- WHAT THE TASK REQUIRES
The listing below is to be output in its exact form.

--------------------------------

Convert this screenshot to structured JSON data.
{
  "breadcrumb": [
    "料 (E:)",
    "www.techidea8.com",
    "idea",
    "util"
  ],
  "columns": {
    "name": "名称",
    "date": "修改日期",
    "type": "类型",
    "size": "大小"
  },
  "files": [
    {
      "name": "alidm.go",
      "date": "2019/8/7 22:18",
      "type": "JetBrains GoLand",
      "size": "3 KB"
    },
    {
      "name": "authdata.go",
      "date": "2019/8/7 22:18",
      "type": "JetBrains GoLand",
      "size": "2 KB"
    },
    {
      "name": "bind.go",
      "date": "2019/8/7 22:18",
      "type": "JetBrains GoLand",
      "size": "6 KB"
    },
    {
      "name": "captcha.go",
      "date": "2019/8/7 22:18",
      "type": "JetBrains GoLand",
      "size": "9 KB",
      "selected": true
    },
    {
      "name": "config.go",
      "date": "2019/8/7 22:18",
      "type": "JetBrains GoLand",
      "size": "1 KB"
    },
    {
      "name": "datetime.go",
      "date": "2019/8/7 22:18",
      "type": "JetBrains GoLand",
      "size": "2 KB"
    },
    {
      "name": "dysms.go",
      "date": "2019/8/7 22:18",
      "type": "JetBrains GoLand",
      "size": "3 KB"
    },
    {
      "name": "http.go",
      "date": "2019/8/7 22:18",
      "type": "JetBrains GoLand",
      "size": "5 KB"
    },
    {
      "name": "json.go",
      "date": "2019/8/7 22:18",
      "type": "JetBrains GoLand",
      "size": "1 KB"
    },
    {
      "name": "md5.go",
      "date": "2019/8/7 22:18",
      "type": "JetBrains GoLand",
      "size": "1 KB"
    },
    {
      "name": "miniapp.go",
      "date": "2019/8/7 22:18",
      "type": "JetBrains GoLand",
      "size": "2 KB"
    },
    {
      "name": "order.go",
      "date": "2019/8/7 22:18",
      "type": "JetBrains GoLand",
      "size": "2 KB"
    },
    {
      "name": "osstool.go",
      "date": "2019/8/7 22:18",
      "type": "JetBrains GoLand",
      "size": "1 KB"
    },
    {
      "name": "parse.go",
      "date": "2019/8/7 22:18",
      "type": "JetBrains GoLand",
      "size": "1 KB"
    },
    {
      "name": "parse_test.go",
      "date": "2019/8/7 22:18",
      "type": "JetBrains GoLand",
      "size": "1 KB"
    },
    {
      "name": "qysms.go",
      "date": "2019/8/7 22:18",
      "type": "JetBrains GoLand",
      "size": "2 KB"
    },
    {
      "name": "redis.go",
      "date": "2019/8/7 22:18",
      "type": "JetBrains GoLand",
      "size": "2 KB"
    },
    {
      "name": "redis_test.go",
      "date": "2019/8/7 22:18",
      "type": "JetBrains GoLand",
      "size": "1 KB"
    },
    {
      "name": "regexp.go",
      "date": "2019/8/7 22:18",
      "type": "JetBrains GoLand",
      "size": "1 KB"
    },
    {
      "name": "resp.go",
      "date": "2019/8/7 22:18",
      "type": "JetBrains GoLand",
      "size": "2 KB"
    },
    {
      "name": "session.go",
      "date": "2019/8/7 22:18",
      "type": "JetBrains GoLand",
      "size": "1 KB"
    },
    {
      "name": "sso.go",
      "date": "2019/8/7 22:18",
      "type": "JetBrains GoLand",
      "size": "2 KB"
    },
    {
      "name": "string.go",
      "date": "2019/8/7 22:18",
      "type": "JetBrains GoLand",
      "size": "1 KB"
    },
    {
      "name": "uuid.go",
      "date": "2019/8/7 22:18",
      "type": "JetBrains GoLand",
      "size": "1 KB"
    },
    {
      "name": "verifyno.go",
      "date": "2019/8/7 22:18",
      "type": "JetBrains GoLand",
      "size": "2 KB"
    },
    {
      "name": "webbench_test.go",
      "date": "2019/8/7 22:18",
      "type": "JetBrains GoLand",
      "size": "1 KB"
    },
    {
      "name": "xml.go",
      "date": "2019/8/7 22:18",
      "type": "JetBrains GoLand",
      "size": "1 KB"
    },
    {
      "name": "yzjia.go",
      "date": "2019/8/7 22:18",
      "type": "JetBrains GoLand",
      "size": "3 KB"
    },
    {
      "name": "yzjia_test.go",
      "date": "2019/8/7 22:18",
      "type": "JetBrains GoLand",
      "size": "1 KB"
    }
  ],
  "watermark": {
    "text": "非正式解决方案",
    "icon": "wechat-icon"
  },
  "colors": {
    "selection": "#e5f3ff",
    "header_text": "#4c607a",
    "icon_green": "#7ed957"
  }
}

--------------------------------

- ANSWER SECTION
Convert this screenshot to structured JSON data.
{
  "breadcrumb": [
    "料 (E:)",
    "www.techidea8.com",
    "idea",
    "util"
  ],
  "columns": {
    "name": "名称",
    "date": "修改日期",
    "type": "类型",
    "size": "大小"
  },
  "files": [
    {
      "name": "alidm.go",
      "date": "2019/8/7 22:18",
      "type": "JetBrains GoLand",
      "size": "3 KB"
    },
    {
      "name": "authdata.go",
      "date": "2019/8/7 22:18",
      "type": "JetBrains GoLand",
      "size": "2 KB"
    },
    {
      "name": "bind.go",
      "date": "2019/8/7 22:18",
      "type": "JetBrains GoLand",
      "size": "6 KB"
    },
    {
      "name": "captcha.go",
      "date": "2019/8/7 22:18",
      "type": "JetBrains GoLand",
      "size": "9 KB",
      "selected": true
    },
    {
      "name": "config.go",
      "date": "2019/8/7 22:18",
      "type": "JetBrains GoLand",
      "size": "1 KB"
    },
    {
      "name": "datetime.go",
      "date": "2019/8/7 22:18",
      "type": "JetBrains GoLand",
      "size": "2 KB"
    },
    {
      "name": "dysms.go",
      "date": "2019/8/7 22:18",
      "type": "JetBrains GoLand",
      "size": "3 KB"
    },
    {
      "name": "http.go",
      "date": "2019/8/7 22:18",
      "type": "JetBrains GoLand",
      "size": "5 KB"
    },
    {
      "name": "json.go",
      "date": "2019/8/7 22:18",
      "type": "JetBrains GoLand",
      "size": "1 KB"
    },
    {
      "name": "md5.go",
      "date": "2019/8/7 22:18",
      "type": "JetBrains GoLand",
      "size": "1 KB"
    },
    {
      "name": "miniapp.go",
      "date": "2019/8/7 22:18",
      "type": "JetBrains GoLand",
      "size": "2 KB"
    },
    {
      "name": "order.go",
      "date": "2019/8/7 22:18",
      "type": "JetBrains GoLand",
      "size": "2 KB"
    },
    {
      "name": "osstool.go",
      "date": "2019/8/7 22:18",
      "type": "JetBrains GoLand",
      "size": "1 KB"
    },
    {
      "name": "parse.go",
      "date": "2019/8/7 22:18",
      "type": "JetBrains GoLand",
      "size": "1 KB"
    },
    {
      "name": "parse_test.go",
      "date": "2019/8/7 22:18",
      "type": "JetBrains GoLand",
      "size": "1 KB"
    },
    {
      "name": "qysms.go",
      "date": "2019/8/7 22:18",
      "type": "JetBrains GoLand",
      "size": "2 KB"
    },
    {
      "name": "redis.go",
      "date": "2019/8/7 22:18",
      "type": "JetBrains GoLand",
      "size": "2 KB"
    },
    {
      "name": "redis_test.go",
      "date": "2019/8/7 22:18",
      "type": "JetBrains GoLand",
      "size": "1 KB"
    },
    {
      "name": "regexp.go",
      "date": "2019/8/7 22:18",
      "type": "JetBrains GoLand",
      "size": "1 KB"
    },
    {
      "name": "resp.go",
      "date": "2019/8/7 22:18",
      "type": "JetBrains GoLand",
      "size": "2 KB"
    },
    {
      "name": "session.go",
      "date": "2019/8/7 22:18",
      "type": "JetBrains GoLand",
      "size": "1 KB"
    },
    {
      "name": "sso.go",
      "date": "2019/8/7 22:18",
      "type": "JetBrains GoLand",
      "size": "2 KB"
    },
    {
      "name": "string.go",
      "date": "2019/8/7 22:18",
      "type": "JetBrains GoLand",
      "size": "1 KB"
    },
    {
      "name": "uuid.go",
      "date": "2019/8/7 22:18",
      "type": "JetBrains GoLand",
      "size": "1 KB"
    },
    {
      "name": "verifyno.go",
      "date": "2019/8/7 22:18",
      "type": "JetBrains GoLand",
      "size": "2 KB"
    },
    {
      "name": "webbench_test.go",
      "date": "2019/8/7 22:18",
      "type": "JetBrains GoLand",
      "size": "1 KB"
    },
    {
      "name": "xml.go",
      "date": "2019/8/7 22:18",
      "type": "JetBrains GoLand",
      "size": "1 KB"
    },
    {
      "name": "yzjia.go",
      "date": "2019/8/7 22:18",
      "type": "JetBrains GoLand",
      "size": "3 KB"
    },
    {
      "name": "yzjia_test.go",
      "date": "2019/8/7 22:18",
      "type": "JetBrains GoLand",
      "size": "1 KB"
    }
  ],
  "watermark": {
    "text": "非正式解决方案",
    "icon": "wechat-icon"
  },
  "colors": {
    "selection": "#e5f3ff",
    "header_text": "#4c607a",
    "icon_green": "#7ed957"
  }
}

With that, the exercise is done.